Citation: Padeniya P, Goonasekara H, Abeysekera G, Jayasekara R and Dissanayake V (2022) Frequency of Hereditary Hemochromatosis Gene (HFE) Variants in Sri Lankan Transfusion-Dependent Beta-Thalassemia Patients and Their Association With the Serum Ferritin Level. Front. Pediatr. 10:890989. doi: 10.3389/fped.2022.890989
Received: 07 March 2022; Accepted: 14 June 2022;
Published: 12 July 2022.
Edited by:Zarina Abdul Latiff, National University of Malaysia, Malaysia
Reviewed by:Maria Oana Sasaran, George Emil Palade University of Medicine, Pharmacy, Sciences and Technology of Târgu Mureş, Romania
Raja Zahratul Azma Raja Sabudin, National University of Malaysia, Malaysia
Copyright © 2022 Padeniya, Goonasekara, Abeysekera, Jayasekara and Dissanayake.
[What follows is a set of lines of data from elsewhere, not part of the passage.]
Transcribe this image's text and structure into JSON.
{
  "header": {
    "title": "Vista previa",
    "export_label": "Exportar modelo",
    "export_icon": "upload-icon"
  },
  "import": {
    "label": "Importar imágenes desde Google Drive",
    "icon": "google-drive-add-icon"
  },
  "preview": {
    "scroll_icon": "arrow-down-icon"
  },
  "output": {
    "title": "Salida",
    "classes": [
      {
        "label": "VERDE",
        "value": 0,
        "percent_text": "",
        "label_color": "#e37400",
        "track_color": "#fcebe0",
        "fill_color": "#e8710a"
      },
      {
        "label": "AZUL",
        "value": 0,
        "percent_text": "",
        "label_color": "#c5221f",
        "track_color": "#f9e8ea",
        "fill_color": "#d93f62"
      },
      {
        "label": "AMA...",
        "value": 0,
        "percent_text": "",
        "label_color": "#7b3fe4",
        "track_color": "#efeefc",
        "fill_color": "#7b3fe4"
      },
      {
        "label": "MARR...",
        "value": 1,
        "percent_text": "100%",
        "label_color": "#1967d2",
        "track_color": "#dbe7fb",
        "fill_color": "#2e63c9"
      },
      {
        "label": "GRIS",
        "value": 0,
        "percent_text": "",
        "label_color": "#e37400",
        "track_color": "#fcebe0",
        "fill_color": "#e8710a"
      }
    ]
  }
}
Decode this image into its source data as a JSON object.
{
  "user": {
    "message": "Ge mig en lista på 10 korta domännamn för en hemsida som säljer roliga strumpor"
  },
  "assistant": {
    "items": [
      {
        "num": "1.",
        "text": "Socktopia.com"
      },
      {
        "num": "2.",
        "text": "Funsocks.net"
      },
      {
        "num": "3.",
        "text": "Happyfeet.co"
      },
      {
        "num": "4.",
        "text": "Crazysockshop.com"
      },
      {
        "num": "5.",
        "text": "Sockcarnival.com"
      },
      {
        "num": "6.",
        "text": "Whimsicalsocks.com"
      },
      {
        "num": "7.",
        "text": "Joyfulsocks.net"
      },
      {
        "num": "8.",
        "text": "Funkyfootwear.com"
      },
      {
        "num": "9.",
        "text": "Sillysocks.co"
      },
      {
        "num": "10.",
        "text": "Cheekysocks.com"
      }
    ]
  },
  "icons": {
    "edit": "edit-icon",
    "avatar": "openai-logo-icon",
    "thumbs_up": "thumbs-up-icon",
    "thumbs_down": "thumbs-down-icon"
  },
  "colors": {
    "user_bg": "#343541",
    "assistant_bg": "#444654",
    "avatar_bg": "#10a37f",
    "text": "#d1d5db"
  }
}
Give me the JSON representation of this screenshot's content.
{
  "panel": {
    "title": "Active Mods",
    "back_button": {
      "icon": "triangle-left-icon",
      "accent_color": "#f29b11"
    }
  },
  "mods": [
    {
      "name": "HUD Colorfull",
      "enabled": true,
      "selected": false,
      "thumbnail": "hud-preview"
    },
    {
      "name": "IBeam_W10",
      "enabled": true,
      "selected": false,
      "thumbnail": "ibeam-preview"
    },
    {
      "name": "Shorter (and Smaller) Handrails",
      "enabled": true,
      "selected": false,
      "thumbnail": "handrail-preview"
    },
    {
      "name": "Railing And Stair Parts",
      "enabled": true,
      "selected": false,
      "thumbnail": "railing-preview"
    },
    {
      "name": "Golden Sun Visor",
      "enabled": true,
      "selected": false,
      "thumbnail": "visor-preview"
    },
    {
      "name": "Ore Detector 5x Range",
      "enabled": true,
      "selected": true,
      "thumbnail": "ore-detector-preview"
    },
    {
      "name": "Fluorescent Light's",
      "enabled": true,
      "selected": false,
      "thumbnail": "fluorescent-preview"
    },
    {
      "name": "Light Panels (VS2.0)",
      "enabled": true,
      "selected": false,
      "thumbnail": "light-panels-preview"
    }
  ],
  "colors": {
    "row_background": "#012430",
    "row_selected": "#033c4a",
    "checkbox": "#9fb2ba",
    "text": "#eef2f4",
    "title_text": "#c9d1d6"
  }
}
This is an open-access article distributed under the terms of the Creative Commons Attribution License (CC BY). The use, distribution or reproduction in other forums is permitted, provided the original author(s) and the copyright owner(s) are credited and that the original publication in this journal is cited, in accordance with accepted academic practice. No use, distribution or reproduction is permitted which does not comply with these terms.
*Correspondence: Padmapani Padeniya, email@example.com